That day we got word that some teams were coming to meet us from the valley. That night three teams came and reported more on the road and no one but a person having gone through that experience can imagine what a happy moment it was for this belated handcart company. Men, women, and children knelt down and thanked the Almighty God for our delivery from certain death. It put new life into all the people. The next day several teams arrived and there was room for us all to ride, but men had to dear the road of snow before the wagons could make the grade.
We were given food but were told that most of it must be saved for the men who had to get us to the Valley. Fires were made along the road so we could warm at intervals.

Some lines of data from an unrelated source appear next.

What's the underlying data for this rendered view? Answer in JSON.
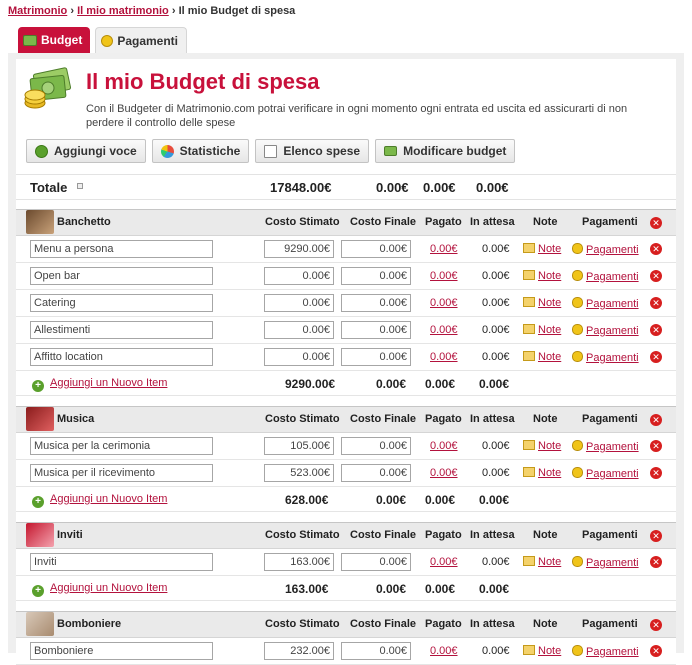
{
  "breadcrumb": {
    "link1": "Matrimonio",
    "link2": "Il mio matrimonio",
    "current": "Il mio Budget di spesa",
    "sep": "›"
  },
  "tabs": [
    {
      "label": "Budget"
    },
    {
      "label": "Pagamenti"
    }
  ],
  "header": {
    "title": "Il mio Budget di spesa",
    "description": "Con il Budgeter di Matrimonio.com potrai verificare in ogni momento ogni entrata ed uscita ed assicurarti di non perdere il controllo delle spese"
  },
  "toolbar": {
    "add": "Aggiungi voce",
    "stats": "Statistiche",
    "list": "Elenco spese",
    "modify": "Modificare budget"
  },
  "totals": {
    "label": "Totale",
    "estimated": "17848.00€",
    "final": "0.00€",
    "paid": "0.00€",
    "pending": "0.00€"
  },
  "columns": {
    "estimated": "Costo Stimato",
    "final": "Costo Finale",
    "paid": "Pagato",
    "pending": "In attesa",
    "note": "Note",
    "payments": "Pagamenti"
  },
  "common": {
    "note_link": "Note",
    "pay_link": "Pagamenti",
    "add_item": "Aggiungi un Nuovo Item"
  },
  "sections": [
    {
      "name": "Banchetto",
      "items": [
        {
          "name": "Menu a persona",
          "est": "9290.00€",
          "fin": "0.00€",
          "paid": "0.00€",
          "pend": "0.00€"
        },
        {
          "name": "Open bar",
          "est": "0.00€",
          "fin": "0.00€",
          "paid": "0.00€",
          "pend": "0.00€"
        },
        {
          "name": "Catering",
          "est": "0.00€",
          "fin": "0.00€",
          "paid": "0.00€",
          "pend": "0.00€"
        },
        {
          "name": "Allestimenti",
          "est": "0.00€",
          "fin": "0.00€",
          "paid": "0.00€",
          "pend": "0.00€"
        },
        {
          "name": "Affitto location",
          "est": "0.00€",
          "fin": "0.00€",
          "paid": "0.00€",
          "pend": "0.00€"
        }
      ],
      "sum": {
        "est": "9290.00€",
        "fin": "0.00€",
        "paid": "0.00€",
        "pend": "0.00€"
      }
    },
    {
      "name": "Musica",
      "items": [
        {
          "name": "Musica per la cerimonia",
          "est": "105.00€",
          "fin": "0.00€",
          "paid": "0.00€",
          "pend": "0.00€"
        },
        {
          "name": "Musica per il ricevimento",
          "est": "523.00€",
          "fin": "0.00€",
          "paid": "0.00€",
          "pend": "0.00€"
        }
      ],
      "sum": {
        "est": "628.00€",
        "fin": "0.00€",
        "paid": "0.00€",
        "pend": "0.00€"
      }
    },
    {
      "name": "Inviti",
      "items": [
        {
          "name": "Inviti",
          "est": "163.00€",
          "fin": "0.00€",
          "paid": "0.00€",
          "pend": "0.00€"
        }
      ],
      "sum": {
        "est": "163.00€",
        "fin": "0.00€",
        "paid": "0.00€",
        "pend": "0.00€"
      }
    },
    {
      "name": "Bomboniere",
      "items": [
        {
          "name": "Bomboniere",
          "est": "232.00€",
          "fin": "0.00€",
          "paid": "0.00€",
          "pend": "0.00€"
        }
      ]
    }
  ],
  "colors": {
    "accent": "#c8113b",
    "link": "#b3123d",
    "delete": "#d71f1f",
    "add": "#5aa02c"
  }
}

And when the summit of Big Mountain was reached, everyone could ride down the long hill.
The wagon we were in belonged to Ebenezer Richardson of Ogden City. We finally arrived in Salt Lake City, November 30, 1856; our teamster took us to his sister's place where we were kindly treated. The next day we drove as far as Farmington. The snow was very deep. We stopped at another place that night and oh, how different the treatment. After the older folks were through with supper, there wasn't any food left for us hungry children and we were put to bed haft starved.
Next morning, we started for Ogden; we arrived about sundown and were taken to an old gentleman's house. His wife had been dead about two years. He told his housekeeper to fix us some food. We had plenty to eat that night; everyone in that part of the country was very poor, having been driven from their homes in the East and robbed of all they had. They were just getting homes started again and a few things around them.

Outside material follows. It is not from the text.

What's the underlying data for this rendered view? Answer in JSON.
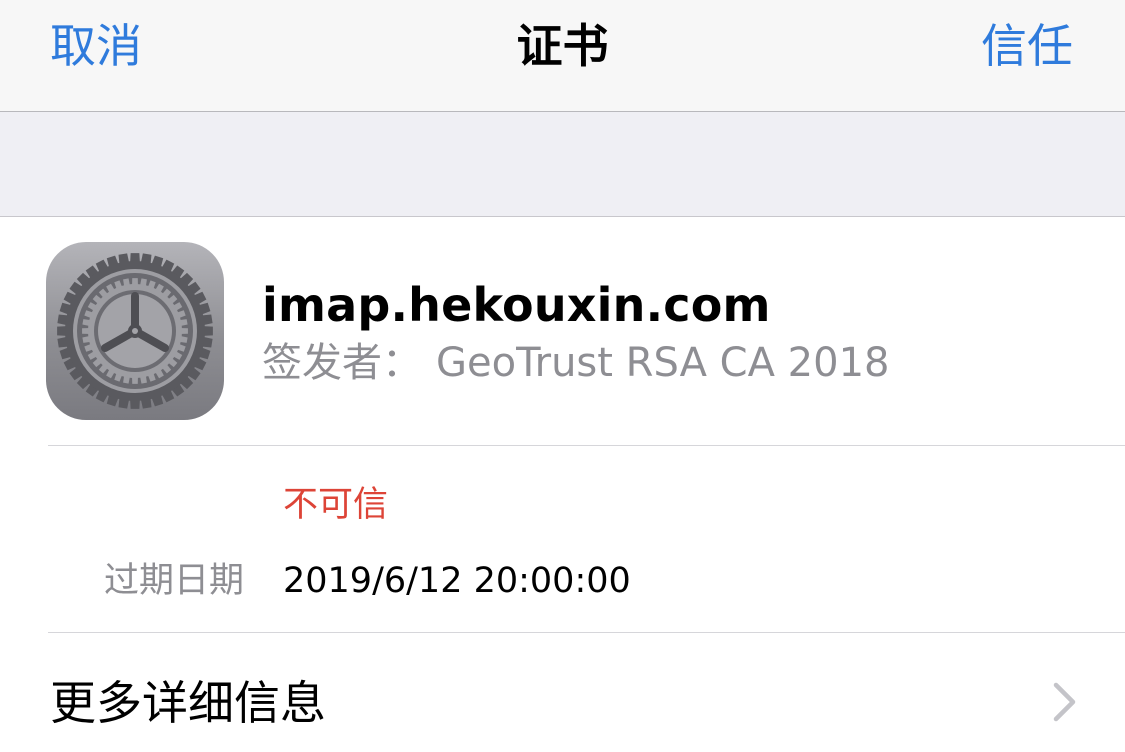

Soon after stopping there my mother got a little house with a dirt roof and a dirt floor. A fireplace in one end and when it would rain, water and mud would run down the walls and on to our beds. And we children would say to mother, "Mother, is this Zion?" and she would answer, "Never mind children, the Lord will provide." I have thought many times how mother must have felt to live in such a place after having a comfortable home all her life, but I never heard her complain. Some men brought us some wood but had to grub sagebrush to keep the fire going. There were five mouths to feed and it was a hard struggle. I've heard my baby sister cry herself to sleep for want of food, and say, "Take me to my own home." Our diet that winter was squash, corn meal and salt. We got through the winter somehow and then we dug sego to help with the diet. Mother was sick most of the winter but when spring came she got better. Jenetta found work. Also the older boys, and conditions changed. My brothers went to school barefoot that winter as did many other boys in town.Source: Our Pioneer Heritage © Carter, Kate B., ed. 20 vols. Salt Lake City: International Society, Daughters of Utah Pioneers, 1958-1977. All rights reserved. No part of this material may be reproduced in any form or by any means without permission in writing from the publisher. Documents and images are exerpted by permission from the LDS Family History Suite CDROM from Ancestry.